● WHAT TO WORK ON:
Copy the records below exactly as they are written.

● DATA:
********************
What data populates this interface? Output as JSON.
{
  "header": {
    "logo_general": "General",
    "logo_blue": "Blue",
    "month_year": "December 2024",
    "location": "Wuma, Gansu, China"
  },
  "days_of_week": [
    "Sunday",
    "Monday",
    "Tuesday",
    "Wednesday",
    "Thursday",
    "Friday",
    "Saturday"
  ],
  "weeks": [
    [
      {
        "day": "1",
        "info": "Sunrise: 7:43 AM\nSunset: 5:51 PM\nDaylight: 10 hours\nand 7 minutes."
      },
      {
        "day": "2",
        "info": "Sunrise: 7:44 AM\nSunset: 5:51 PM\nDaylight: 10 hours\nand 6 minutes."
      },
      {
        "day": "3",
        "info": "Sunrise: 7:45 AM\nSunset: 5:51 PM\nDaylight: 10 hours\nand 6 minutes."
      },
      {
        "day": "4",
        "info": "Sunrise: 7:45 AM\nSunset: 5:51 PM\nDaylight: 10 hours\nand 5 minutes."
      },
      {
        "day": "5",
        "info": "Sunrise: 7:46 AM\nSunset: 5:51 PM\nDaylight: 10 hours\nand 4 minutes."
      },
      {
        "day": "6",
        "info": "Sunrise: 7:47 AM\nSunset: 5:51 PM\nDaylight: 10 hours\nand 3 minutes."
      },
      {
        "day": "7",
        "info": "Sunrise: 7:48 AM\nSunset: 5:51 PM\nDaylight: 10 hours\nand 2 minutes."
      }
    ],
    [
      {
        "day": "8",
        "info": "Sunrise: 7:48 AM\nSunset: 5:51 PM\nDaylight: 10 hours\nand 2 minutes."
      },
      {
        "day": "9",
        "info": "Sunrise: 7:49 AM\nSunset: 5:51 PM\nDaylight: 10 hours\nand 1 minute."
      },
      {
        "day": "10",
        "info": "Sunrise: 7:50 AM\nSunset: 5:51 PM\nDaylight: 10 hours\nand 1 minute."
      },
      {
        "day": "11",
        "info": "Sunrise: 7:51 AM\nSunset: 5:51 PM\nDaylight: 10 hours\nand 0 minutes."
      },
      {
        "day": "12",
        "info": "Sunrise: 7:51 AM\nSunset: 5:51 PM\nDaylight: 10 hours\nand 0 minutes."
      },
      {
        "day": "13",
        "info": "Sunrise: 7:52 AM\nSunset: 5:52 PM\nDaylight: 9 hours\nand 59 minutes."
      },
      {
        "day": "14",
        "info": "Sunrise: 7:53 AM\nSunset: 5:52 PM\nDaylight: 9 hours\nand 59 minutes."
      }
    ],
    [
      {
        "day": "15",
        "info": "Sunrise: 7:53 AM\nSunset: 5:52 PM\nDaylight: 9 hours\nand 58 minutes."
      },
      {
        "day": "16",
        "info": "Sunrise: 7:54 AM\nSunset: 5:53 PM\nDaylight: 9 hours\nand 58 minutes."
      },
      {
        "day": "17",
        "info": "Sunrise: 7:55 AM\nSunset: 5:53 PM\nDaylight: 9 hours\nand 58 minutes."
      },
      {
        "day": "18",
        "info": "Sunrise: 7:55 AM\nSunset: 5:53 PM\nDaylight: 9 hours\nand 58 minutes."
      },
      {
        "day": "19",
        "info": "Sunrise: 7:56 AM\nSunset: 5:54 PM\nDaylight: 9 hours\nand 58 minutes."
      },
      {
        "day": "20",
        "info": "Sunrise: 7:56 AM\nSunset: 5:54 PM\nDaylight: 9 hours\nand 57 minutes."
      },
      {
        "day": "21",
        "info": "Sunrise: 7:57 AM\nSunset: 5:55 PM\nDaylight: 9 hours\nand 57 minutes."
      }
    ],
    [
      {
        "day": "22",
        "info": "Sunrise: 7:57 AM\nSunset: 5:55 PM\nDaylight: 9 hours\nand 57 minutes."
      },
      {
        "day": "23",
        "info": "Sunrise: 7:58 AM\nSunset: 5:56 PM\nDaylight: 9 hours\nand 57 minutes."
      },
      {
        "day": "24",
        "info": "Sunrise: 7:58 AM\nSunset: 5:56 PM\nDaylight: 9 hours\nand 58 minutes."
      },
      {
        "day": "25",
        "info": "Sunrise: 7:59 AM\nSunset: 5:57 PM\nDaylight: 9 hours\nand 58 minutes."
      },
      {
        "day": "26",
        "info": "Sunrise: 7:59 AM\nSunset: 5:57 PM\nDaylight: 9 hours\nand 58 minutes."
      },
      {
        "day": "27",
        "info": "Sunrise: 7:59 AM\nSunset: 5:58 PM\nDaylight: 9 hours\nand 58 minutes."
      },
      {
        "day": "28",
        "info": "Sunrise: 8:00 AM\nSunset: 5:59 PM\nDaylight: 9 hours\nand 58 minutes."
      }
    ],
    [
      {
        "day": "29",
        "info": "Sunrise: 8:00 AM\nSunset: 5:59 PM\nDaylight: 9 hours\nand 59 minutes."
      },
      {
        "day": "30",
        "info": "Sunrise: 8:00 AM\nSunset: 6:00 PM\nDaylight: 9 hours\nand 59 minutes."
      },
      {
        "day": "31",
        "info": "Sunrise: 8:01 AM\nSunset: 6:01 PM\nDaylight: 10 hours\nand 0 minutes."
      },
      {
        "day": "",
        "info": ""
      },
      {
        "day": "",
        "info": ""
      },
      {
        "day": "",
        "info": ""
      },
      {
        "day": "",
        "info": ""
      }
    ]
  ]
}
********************
● YOUR RESPONSE:
What data populates this interface? Output as JSON.
{
  "header": {
    "logo_general": "General",
    "logo_blue": "Blue",
    "month_year": "December 2024",
    "location": "Wuma, Gansu, China"
  },
  "days_of_week": [
    "Sunday",
    "Monday",
    "Tuesday",
    "Wednesday",
    "Thursday",
    "Friday",
    "Saturday"
  ],
  "weeks": [
    [
      {
        "day": "1",
        "info": "Sunrise: 7:43 AM\nSunset: 5:51 PM\nDaylight: 10 hours\nand 7 minutes."
      },
      {
        "day": "2",
        "info": "Sunrise: 7:44 AM\nSunset: 5:51 PM\nDaylight: 10 hours\nand 6 minutes."
      },
      {
        "day": "3",
        "info": "Sunrise: 7:45 AM\nSunset: 5:51 PM\nDaylight: 10 hours\nand 6 minutes."
      },
      {
        "day": "4",
        "info": "Sunrise: 7:45 AM\nSunset: 5:51 PM\nDaylight: 10 hours\nand 5 minutes."
      },
      {
        "day": "5",
        "info": "Sunrise: 7:46 AM\nSunset: 5:51 PM\nDaylight: 10 hours\nand 4 minutes."
      },
      {
        "day": "6",
        "info": "Sunrise: 7:47 AM\nSunset: 5:51 PM\nDaylight: 10 hours\nand 3 minutes."
      },
      {
        "day": "7",
        "info": "Sunrise: 7:48 AM\nSunset: 5:51 PM\nDaylight: 10 hours\nand 2 minutes."
      }
    ],
    [
      {
        "day": "8",
        "info": "Sunrise: 7:48 AM\nSunset: 5:51 PM\nDaylight: 10 hours\nand 2 minutes."
      },
      {
        "day": "9",
        "info": "Sunrise: 7:49 AM\nSunset: 5:51 PM\nDaylight: 10 hours\nand 1 minute."
      },
      {
        "day": "10",
        "info": "Sunrise: 7:50 AM\nSunset: 5:51 PM\nDaylight: 10 hours\nand 1 minute."
      },
      {
        "day": "11",
        "info": "Sunrise: 7:51 AM\nSunset: 5:51 PM\nDaylight: 10 hours\nand 0 minutes."
      },
      {
        "day": "12",
        "info": "Sunrise: 7:51 AM\nSunset: 5:51 PM\nDaylight: 10 hours\nand 0 minutes."
      },
      {
        "day": "13",
        "info": "Sunrise: 7:52 AM\nSunset: 5:52 PM\nDaylight: 9 hours\nand 59 minutes."
      },
      {
        "day": "14",
        "info": "Sunrise: 7:53 AM\nSunset: 5:52 PM\nDaylight: 9 hours\nand 59 minutes."
      }
    ],
    [
      {
        "day": "15",
        "info": "Sunrise: 7:53 AM\nSunset: 5:52 PM\nDaylight: 9 hours\nand 58 minutes."
      },
      {
        "day": "16",
        "info": "Sunrise: 7:54 AM\nSunset: 5:53 PM\nDaylight: 9 hours\nand 58 minutes."
      },
      {
        "day": "17",
        "info": "Sunrise: 7:55 AM\nSunset: 5:53 PM\nDaylight: 9 hours\nand 58 minutes."
      },
      {
        "day": "18",
        "info": "Sunrise: 7:55 AM\nSunset: 5:53 PM\nDaylight: 9 hours\nand 58 minutes."
      },
      {
        "day": "19",
        "info": "Sunrise: 7:56 AM\nSunset: 5:54 PM\nDaylight: 9 hours\nand 58 minutes."
      },
      {
        "day": "20",
        "info": "Sunrise: 7:56 AM\nSunset: 5:54 PM\nDaylight: 9 hours\nand 57 minutes."
      },
      {
        "day": "21",
        "info": "Sunrise: 7:57 AM\nSunset: 5:55 PM\nDaylight: 9 hours\nand 57 minutes."
      }
    ],
    [
      {
        "day": "22",
        "info": "Sunrise: 7:57 AM\nSunset: 5:55 PM\nDaylight: 9 hours\nand 57 minutes."
      },
      {
        "day": "23",
        "info": "Sunrise: 7:58 AM\nSunset: 5:56 PM\nDaylight: 9 hours\nand 57 minutes."
      },
      {
        "day": "24",
        "info": "Sunrise: 7:58 AM\nSunset: 5:56 PM\nDaylight: 9 hours\nand 58 minutes."
      },
      {
        "day": "25",
        "info": "Sunrise: 7:59 AM\nSunset: 5:57 PM\nDaylight: 9 hours\nand 58 minutes."
      },
      {
        "day": "26",
        "info": "Sunrise: 7:59 AM\nSunset: 5:57 PM\nDaylight: 9 hours\nand 58 minutes."
      },
      {
        "day": "27",
        "info": "Sunrise: 7:59 AM\nSunset: 5:58 PM\nDaylight: 9 hours\nand 58 minutes."
      },
      {
        "day": "28",
        "info": "Sunrise: 8:00 AM\nSunset: 5:59 PM\nDaylight: 9 hours\nand 58 minutes."
      }
    ],
    [
      {
        "day": "29",
        "info": "Sunrise: 8:00 AM\nSunset: 5:59 PM\nDaylight: 9 hours\nand 59 minutes."
      },
      {
        "day": "30",
        "info": "Sunrise: 8:00 AM\nSunset: 6:00 PM\nDaylight: 9 hours\nand 59 minutes."
      },
      {
        "day": "31",
        "info": "Sunrise: 8:01 AM\nSunset: 6:01 PM\nDaylight: 10 hours\nand 0 minutes."
      },
      {
        "day": "",
        "info": ""
      },
      {
        "day": "",
        "info": ""
      },
      {
        "day": "",
        "info": ""
      },
      {
        "day": "",
        "info": ""
      }
    ]
  ]
}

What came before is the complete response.